The two-antibody cocktail developed at Canada's National Microbiology Laboratory was able to cure Ebola-infected monkeys, according a study published in Science Translational Medicine, a US journal.

The MIL77E cocktail was based on the three-antibody cocktail called ZMapp, which cured a number of foreign aid workers in West Africa during the latest and biggest Ebola outbreak, the article said.

It was because one antibody named 4G7 from ZMapp has been hard to produce and the yield is quite low compared to the other two mAbs the mew drug has two antibodies instead of three according to Xiangguo Qiu, the first author of the article, Xinhua reported.

"The two monoclonal antibodies (mAb) in the MIL77E cocktail are 13C6 and 2G4, which act similarly to the three mAb ZMapp treatment," Qiu said.

Another reason for reducing the number of antibodies is "the cost of treatment would be decreased if it worked," she said.

ZMapp was produced by U.S.-based Mapp Biopharmaceutical Inc., but two of its three components were originally developed at the National Microbiology Laboratory, and the third at the U.S. Army Medical Research Institute of Infectious Diseases.
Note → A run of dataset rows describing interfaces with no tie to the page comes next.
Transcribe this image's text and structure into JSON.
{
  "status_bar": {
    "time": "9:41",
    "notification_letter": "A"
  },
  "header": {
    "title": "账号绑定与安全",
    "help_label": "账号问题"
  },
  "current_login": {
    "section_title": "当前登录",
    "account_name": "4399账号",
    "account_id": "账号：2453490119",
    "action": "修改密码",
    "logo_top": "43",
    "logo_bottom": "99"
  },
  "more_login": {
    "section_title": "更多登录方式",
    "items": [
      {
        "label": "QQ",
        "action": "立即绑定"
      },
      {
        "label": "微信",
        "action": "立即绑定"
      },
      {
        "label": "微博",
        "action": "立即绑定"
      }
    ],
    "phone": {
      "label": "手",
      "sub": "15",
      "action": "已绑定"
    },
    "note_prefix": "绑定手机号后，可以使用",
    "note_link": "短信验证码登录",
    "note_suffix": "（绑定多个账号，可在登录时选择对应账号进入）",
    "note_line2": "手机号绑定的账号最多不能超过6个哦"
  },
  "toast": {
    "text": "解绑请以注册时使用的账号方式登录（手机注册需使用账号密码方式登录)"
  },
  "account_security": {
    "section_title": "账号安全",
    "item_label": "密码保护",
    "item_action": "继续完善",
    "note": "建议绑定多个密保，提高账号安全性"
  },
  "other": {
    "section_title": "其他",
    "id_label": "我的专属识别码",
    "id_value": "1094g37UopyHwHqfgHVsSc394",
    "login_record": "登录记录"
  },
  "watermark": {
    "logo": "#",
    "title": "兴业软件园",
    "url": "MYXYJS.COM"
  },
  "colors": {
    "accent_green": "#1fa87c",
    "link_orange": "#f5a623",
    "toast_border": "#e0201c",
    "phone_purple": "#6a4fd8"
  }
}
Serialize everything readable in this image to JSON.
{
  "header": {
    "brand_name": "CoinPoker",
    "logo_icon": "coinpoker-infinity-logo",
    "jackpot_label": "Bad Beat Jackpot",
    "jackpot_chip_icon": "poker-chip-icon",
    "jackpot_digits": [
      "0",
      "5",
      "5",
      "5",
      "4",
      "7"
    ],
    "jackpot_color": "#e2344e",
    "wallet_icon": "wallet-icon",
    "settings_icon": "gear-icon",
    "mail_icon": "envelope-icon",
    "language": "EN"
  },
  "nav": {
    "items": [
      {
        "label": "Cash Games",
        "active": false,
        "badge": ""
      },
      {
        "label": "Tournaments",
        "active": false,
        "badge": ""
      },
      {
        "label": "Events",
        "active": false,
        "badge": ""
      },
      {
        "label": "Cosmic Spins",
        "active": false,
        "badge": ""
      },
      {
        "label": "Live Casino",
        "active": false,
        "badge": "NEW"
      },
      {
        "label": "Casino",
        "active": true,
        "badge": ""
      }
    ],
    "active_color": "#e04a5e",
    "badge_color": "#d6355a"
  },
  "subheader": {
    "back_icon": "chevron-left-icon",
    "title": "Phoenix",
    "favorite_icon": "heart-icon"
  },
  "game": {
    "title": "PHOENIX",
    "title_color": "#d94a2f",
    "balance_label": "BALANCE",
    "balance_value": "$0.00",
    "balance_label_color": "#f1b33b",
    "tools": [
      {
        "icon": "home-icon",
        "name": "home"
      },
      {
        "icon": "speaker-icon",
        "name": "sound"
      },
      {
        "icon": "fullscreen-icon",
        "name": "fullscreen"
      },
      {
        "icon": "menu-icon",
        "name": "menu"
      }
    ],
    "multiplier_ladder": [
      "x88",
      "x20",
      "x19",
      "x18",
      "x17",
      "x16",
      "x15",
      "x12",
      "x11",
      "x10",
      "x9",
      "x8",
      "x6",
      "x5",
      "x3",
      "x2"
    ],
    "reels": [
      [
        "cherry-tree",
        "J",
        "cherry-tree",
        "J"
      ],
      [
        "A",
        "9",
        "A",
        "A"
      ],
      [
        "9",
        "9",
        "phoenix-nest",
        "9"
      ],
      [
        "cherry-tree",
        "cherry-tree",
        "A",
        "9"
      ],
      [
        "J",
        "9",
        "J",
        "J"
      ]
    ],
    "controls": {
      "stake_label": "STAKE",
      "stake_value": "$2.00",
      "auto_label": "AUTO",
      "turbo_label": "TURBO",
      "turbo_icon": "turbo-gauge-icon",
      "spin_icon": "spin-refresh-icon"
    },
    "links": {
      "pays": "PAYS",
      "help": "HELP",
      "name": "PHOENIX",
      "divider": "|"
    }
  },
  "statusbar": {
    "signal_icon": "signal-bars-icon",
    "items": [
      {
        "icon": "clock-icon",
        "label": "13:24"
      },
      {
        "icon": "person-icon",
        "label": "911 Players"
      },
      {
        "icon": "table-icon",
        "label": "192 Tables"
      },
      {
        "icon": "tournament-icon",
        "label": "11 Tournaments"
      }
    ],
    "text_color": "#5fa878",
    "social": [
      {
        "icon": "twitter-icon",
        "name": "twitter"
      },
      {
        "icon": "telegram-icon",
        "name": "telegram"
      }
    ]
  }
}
In the new study, Qiu and colleagues produced 13C6 and 2G4 in modified Chinese hamster ovary cells and found that the two-antibody cocktail protected all three monkeys three days after infection with the Ebola virus.

However, a similar cocktail comprised of two ZMapp antibodies, which are produced in tobacco leaves instead of mammalian cells, protected only two of three monkeys.

"This finding is very exciting," Qiu said, given that ZMapp is only effective to Zaire Ebola, one of five species.

"It has the potential to include an additional monoclonal antibody against another Ebola virus strain, providing a broader coverage against outbreak strains," she said.

Currently, there are currently no licensed therapies against the Ebola virus.